Posted on 23 May 2022
This report looks at the impact of the EU's food production and consumption on the planet.
Despite being the world's largest exporter of agri-food products in economic terms, the EU carries a significant trade deficit when measured for what actually matters in nutritional terms, such as calories and proteins, shows a new WWF report. The EU consumes more than its fair share and our current high levels of food production are only possible thanks to massive imports of resources.
The report shows that:
- The EU’s agri-food trade model revolves around importing low-value raw products, such as cocoa, fruits and soybeans, and exporting high-value ones like wine and chocolate – making a positive contribution to the EU economy, but not necessarily to the global food supply.
- Many of the agri-food commodities imported into the EU are produced at the expense of millions of hectares of forests and other natural ecosystems, fuelling climate change, biodiversity loss and social injustices; the EU remains the second-largest importer of products linked to tropical deforestation. The new EU Deforestation Law, currently being discussed in the European Parliament and the Environment Council, is an opportunity to stop this destruction.
- The EU imports nearly twice as much seafood as it produces, and some of this seafood comes from tropical regions where local communities rely on these fish stocks for protein but are facing declining catches due to overfishing and climate change. Aquaculture could provide some solutions, but only if it focuses on herbivore species such as carp and filter-feeding molluscs, rather than carnivorous species such as salmon.
- The EU produces more animal products than is recommended for our health. To sustain this oversized livestock sector, more than half of the grain crops we grow are fed to animals, and we import vast amounts of soy and other feed. The production of crops for feed or fuel is intrinsically inefficient, increasing the impacts of our agriculture and food on biodiversity, soil health, and the climate.

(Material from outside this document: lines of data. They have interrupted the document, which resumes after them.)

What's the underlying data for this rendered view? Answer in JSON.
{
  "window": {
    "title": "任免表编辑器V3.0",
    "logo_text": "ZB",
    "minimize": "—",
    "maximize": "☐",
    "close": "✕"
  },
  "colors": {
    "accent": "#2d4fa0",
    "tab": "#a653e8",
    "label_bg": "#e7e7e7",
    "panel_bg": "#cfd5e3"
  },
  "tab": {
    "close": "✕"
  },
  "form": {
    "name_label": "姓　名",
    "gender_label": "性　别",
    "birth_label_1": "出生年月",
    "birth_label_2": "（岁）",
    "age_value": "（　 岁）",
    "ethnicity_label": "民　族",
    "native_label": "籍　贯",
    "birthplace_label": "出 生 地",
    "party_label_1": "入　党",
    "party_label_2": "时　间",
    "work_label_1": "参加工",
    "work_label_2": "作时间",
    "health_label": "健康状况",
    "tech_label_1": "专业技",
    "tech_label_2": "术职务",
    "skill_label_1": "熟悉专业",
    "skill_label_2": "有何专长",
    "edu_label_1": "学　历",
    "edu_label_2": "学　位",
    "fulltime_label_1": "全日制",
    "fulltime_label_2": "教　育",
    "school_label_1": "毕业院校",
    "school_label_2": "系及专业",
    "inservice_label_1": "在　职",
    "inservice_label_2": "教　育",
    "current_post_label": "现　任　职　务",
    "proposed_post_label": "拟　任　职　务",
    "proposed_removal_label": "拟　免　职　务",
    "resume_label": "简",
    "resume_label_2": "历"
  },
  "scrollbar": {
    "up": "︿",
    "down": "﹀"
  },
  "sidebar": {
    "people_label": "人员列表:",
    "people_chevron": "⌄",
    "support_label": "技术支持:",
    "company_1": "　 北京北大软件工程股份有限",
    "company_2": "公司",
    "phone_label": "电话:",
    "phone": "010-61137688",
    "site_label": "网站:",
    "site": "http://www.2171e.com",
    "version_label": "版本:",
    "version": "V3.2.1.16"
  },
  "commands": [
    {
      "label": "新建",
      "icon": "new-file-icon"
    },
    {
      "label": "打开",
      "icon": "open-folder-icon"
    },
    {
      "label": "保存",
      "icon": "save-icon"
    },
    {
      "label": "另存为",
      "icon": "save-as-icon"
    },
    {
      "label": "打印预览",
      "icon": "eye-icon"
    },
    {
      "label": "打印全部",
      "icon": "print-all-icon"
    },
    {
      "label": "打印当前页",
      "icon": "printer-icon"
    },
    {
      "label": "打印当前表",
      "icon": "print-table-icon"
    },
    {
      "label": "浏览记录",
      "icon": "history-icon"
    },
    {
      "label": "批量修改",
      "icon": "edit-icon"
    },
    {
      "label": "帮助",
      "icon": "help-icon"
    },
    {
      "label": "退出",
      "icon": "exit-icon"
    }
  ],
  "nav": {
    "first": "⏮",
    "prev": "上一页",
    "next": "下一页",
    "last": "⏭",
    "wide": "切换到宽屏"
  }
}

- The EU wastes vast amounts of food every year, estimated to be as high as 173 kg of food per person. While there is a growing drive to address food waste at the retail and consumer level, food loss on farms is often overlooked, but as much as 15% of total food production is estimated to be lost during or shortly after harvest each year.
- There is an appetite for change from EU consumers. Three out of five Europeans want to eat more sustainably and three out of four want EU legislation to ensure that all products sold in the EU do not lead to biodiversity loss.
- Food businesses are increasingly engaging with nature-positive food production, regenerative agriculture and higher animal-welfare standards. Today, some 14.6 million hectares of land in the EU and the UK – 8.1% of the total agricultural area – are farmed organically by nearly 350,000 producers, and the EU’s organic food market has doubled in value since 2010.
The report is available in English
||With the support of the LIFE Programme of the European Union. Views and opinions expressed are however those of the authors only and do not necessarily reflect those of the European Union.